Executives from Blockbuster and its senior debt holders last week held meetings with the six major movie studios to discuss their intention to enter a “pre-planned” bankruptcy in mid-September, said several people familiar with the situation who requested anonymity due to the sensitivity of ongoing talks.
Blockbuster is hoping to use its time in Chapter 11 to restructure a crippling debt load of nearly $1 billion and escape leases on 500 or more of it 3,425 stores in the U.S. Maintaining the support of Hollywood’s film studios during the process will be critical so that Blockbuster can continue to rely upon an uninterrupted supply of new DVDs.

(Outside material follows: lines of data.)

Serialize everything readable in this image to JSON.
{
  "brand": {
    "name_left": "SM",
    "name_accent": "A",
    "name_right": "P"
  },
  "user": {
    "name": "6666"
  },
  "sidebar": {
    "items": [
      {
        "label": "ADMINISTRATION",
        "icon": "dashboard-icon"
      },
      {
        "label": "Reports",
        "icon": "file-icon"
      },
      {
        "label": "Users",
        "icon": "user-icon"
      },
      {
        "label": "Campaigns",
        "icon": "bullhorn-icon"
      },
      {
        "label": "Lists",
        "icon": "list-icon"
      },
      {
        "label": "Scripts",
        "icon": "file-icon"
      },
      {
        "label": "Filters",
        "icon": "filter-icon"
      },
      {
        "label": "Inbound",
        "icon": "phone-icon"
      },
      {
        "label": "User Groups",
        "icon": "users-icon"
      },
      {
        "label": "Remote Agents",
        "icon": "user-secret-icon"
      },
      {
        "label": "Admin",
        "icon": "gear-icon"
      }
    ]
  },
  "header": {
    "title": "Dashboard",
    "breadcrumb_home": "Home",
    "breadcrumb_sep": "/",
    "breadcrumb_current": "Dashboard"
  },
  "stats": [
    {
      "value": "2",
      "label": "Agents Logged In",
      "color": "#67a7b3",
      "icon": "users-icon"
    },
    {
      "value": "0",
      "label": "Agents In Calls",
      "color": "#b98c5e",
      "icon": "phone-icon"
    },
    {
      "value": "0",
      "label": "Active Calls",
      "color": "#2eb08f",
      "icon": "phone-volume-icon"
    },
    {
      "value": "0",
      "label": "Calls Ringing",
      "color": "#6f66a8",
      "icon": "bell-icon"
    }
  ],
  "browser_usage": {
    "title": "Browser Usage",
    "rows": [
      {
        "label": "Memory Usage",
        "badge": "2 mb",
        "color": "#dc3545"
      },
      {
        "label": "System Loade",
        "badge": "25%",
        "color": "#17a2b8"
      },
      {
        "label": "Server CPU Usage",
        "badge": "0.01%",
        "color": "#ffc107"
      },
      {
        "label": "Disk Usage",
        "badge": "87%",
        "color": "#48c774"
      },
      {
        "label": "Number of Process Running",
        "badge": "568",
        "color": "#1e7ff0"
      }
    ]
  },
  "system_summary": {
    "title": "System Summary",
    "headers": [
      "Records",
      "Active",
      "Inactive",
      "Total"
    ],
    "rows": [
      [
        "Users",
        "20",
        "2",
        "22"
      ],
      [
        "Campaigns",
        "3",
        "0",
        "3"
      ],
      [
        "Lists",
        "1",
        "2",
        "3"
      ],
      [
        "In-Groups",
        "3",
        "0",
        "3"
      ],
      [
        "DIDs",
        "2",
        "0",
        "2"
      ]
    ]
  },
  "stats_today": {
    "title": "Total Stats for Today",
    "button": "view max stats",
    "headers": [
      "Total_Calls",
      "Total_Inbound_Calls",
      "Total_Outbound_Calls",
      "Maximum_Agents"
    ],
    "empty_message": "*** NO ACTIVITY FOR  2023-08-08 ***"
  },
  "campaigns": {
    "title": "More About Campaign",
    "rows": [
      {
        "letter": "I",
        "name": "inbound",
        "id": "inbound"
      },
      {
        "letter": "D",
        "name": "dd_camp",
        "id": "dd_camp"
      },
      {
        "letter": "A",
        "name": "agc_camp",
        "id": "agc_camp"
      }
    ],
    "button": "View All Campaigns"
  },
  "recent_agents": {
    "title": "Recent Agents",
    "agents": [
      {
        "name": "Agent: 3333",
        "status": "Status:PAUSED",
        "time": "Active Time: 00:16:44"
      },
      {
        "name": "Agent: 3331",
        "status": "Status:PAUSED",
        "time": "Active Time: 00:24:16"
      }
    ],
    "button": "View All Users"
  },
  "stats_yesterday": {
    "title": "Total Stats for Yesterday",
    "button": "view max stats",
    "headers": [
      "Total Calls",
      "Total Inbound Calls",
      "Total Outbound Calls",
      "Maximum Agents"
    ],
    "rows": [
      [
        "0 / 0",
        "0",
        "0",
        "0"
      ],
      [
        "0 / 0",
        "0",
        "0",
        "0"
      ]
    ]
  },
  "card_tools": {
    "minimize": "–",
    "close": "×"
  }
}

A “pre-planned” or what’s more commonly known as a prepackaged bankruptcy would allow Blockbuster to get its major bondholders on board with the plan to repay their debts in Chapter 11 bankruptcy. A prepackaged bankruptcy could also allow the embattled company to exit Chapter 11 bankruptcy within five months if no major challenges are raised by junior bondholders who will likely lose the most in a Blockbuster bankruptcy filing. If Blockbuster is in fact planning their bankruptcy filing, it will be critical that they keep in place two essential elements, the willingness of major movie studios to continue working with the company despite the unavoidable losses they will suffer with store closings and the creditors’ willingness to accept significantly less than what they are owed so that they can possibly earn more in the future. But even after a Blockbuster Chapter 11 bankruptcy, if in fact they choose to do so, they will still need to have enough financing to successfully survive the process and to accomplish this, they need to convince investors that they are still a sound, viable and a potentially profitable company.